  • Can be refueled twice to reach a total operational life of 60 years

Projected NOAK Costs

Holos Titan


Technology Features

  • Large subcritical power modules coupled with ORC components
  • Utilizes four (4) ISO containers
  • Generates 81 MWe of uninterrupted power for 20 years
  • Fuel cartridge uses up to 10% enriched fuel
  • Refueling includes replacement of all spent fuel cartridges
  • Refurbishing components during refueling
  • Can be refueled twice to reach total operational life of 60 years

Projected NOAK Costs

Competitive Edge

LCOE provides a value that allows for consistent back-to-back comparison of different technologies based on the unit cost of electricity over the lifetime of a plant. The calculation includes the investment cost to build, fuel, operate & maintain, and decommission the plant. The chart to the left provides the minimum-maximum-average LCOE values for various operating technologies in the United State based on Energy Information Administration’s (EIA) 2018 Annual Energy Outlook (AEO). The grey bars on the chart represent the range of values from minimum to maximum with the colored bars representing the average LCOE unit cost for each technology.
  • Holos generators are competitive vs. operating electricity-producing technologies
  • Quad produces electricity at an estimated average cost of 5.19 ¢/kWh
  • Quad Titan produces electricity at an estimated average cost of 2.23 ¢/kWh
  • Holos is increasingly competitive with longer use as LCOE declines with each subsequent refueling due to the costs saved vs. total generator replacement
Vast Market Profitability

Profit projections for Holos Generators are dependent on the selling price of electricity. While current projections are based on the EIA 2018 average Year-to-date price of electricity in the U.S. (10.46¢/kWh), pricing is location-dependent. For example, electricity prices range from 7.51¢/kWh in Louisiana to 28.06¢/kWh in Hawaii. Due to low cost of electricity production, Holos generators are profitable across a wide range of electricity price fluctuations. Holos profitability projections, when added to the benefit of mobility, ensure that Holos can provide a competitive energy solution in a variety of markets and locations.

3 Year Payback Period

Holos Quad generators can achieve a payback period of under 3 years when the electricity produced is sold at an average price of 19.42 ¢/kWh.
Holos Quad Titan generators can also achieve a payback period of under 3 years with an average selling price of 9.25 ¢/kWh.

Reducing Licensing and Decommissioning Cost

As Holos design architecture enables substantial reductions in the number of components to model and test to validate safety performance, licensing processing time and costs are proportionally reduced. Safety performance can be tested and validated with components operated at full-scale by leveraging low-cost operational test-rigs developed to support performance assessments of multi-megawatt waste energy recovery systems.
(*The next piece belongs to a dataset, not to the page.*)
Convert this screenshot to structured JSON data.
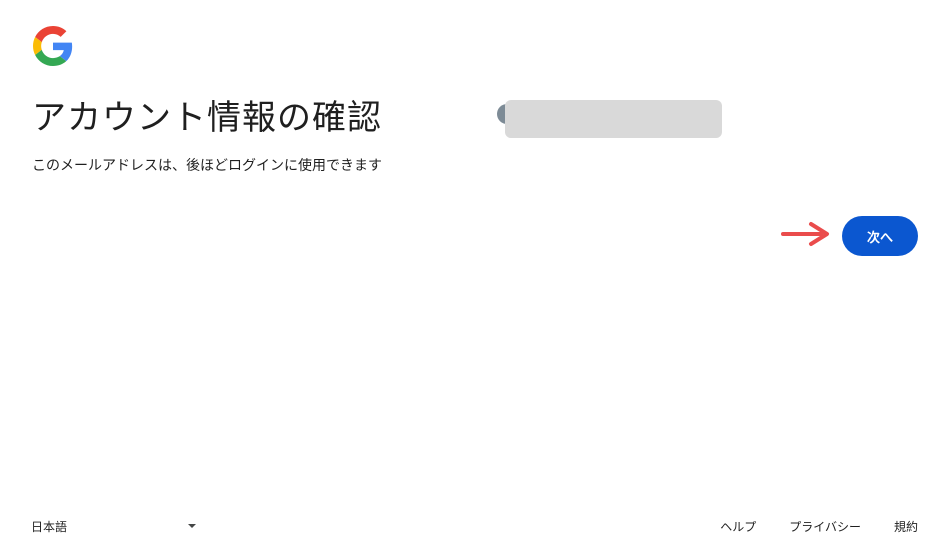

As the Holos generators are formed by modules with relatively low power ratings and sizes (i.e. fits within transport containers), factory certification can be implemented by following regulatory models with quality assurance methodologies developed for the aviation industry, thus further lowering licensing cost. Licensing costs and processing time can also be reduced through optimization of conventional licensing processes customized to address small reactor designs (e.g., the fixed-price and expedited licensing procedures proposed by the Canadian Nuclear Safety Commission (CNSC), developed to accelerate commercialization of SMRs). Fully-operational versions of the Holos generator loaded with surrogate fuel cartridges (represented by non-nuclear heat sources), can be assembled to perform safety tests.

Holos design features allow for low decommissioning costs as the fuel cartridges are sealed at all times and can be disposed of in standardized, licensed spent fuel storage containers without further processing. Costs for decommissioning Holos generators are estimated at $7.6M for Holos Quad and $42.6M for Holos Titan configurations (larger subcritical power modules). These cost estimates are based on publicly reported costing information adjusted for inflation for the decommissioning of Dresden Unit 1 and Vermont Yankee nuclear power stations.

Holos generators’ near real-time load following, automatic operations, scalability and mobility features can accelerate market expansion for renewable and electric vehicles technologies by providing clean MegaWatt-class power generation at any location.